A Government spokesperson said ministers were prioritising the tallest blocks with the most dangerous cladding, but for lower-rise buildings the loan scheme would be capped at £50 a month.
Borrowers applying for a raft of new 95% mortgages will need squeaky clean credit histories, brokers warn.
Dozens of home loans, partially backed by the Treasury, are now available to buyers with a 5 pc deposit. Aaron Strutt, of broker firm Trinity Financial, says: 'To gat a 95 pc LTV mortgage, you're probably going to need a squeaky clean credit history. However, it is worth remembering that even if you get rejected by one lender, another still may take you on.'
Jane King, a mortgage advisor at Ash-Ridge, says: 'Most firms offering these 95 pc deals are High Street lenders, which are less likely to accept applicants with poorer credit histories. But if you have just one or two missed payments from three or four years ago, you may be ok.

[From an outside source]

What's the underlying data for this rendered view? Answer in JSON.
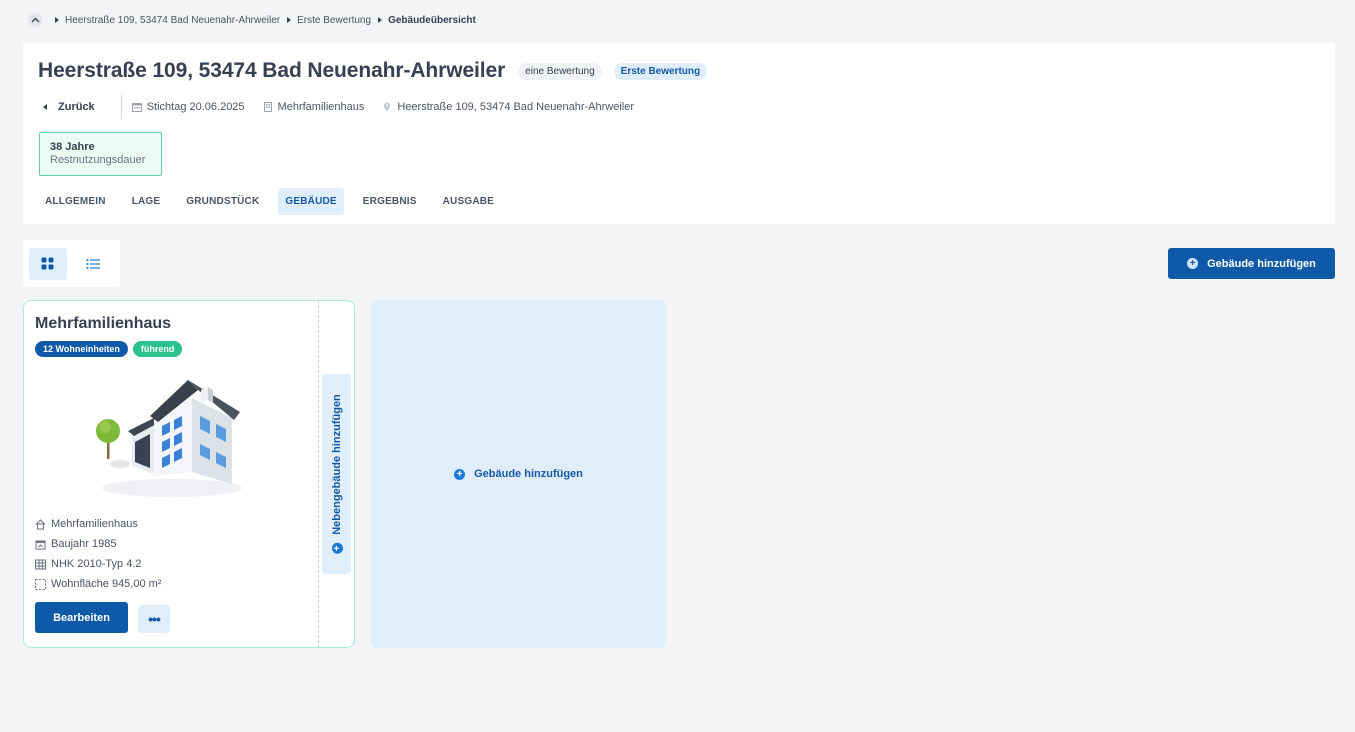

Buyers looking to boost their credit scores quickly should make sure they are on the electoral role and that credit reports from agencies such as Experian are accurate. Misspelt names, addresses and incorrect dates of birth can negatively impact a credit score, but renters can also boost their ratings if they have kept up to date with payments to their landlord.
However, missing a mobile bill payment or a minimum credit card repayment could damage your score.
Nearly £150billion of house sales took place across the UK in the first 15 weeks of this year.
That represents almost double the value of homes sold subject to contract in the same period in 2020 and 2019, according to Zoopla.
The research also found that strong activity is reducing the supply of houses available. It said the total number of homes on the market and not yet under offer was around 30 per cent down in early April compared with average levels between 2017 and 2019.
Three and four bedroom houses have recorded the sharpest fall in supply.
Building your own home could become more mainstream thanks to Government plans to create a Gran Designs-style revolution by giving low cost loans to those who take the plunge.
A Help to Build scheme, supported by more than £150 million in Government funding, is designed to make building or customising homes a realistic option for Britons to get on the housing ladder through low deposit mortgages. It follows the popular Help to Buy scheme for first time buyers which began in April 2013.
As well as the self-build, the scheme will promote made-to-order homes that can be customised from existing designs. This could include more office space or features to support particular requirements for the disabled or elderly. The Government estimates there could be up to 40,000 self and custom built homes a year.
Housing Secretary, Robert Jenrick said: 'Building your own home shouldn't be the preserve of a small number of people, but a mainstream, realistic and affordable option. The scheme will help the thousands of people who'd like to build their own home but who have not yet considered the option.'
MP Richard Bacon is reviewing how to boost construction of self-built homes, and will report in the summer.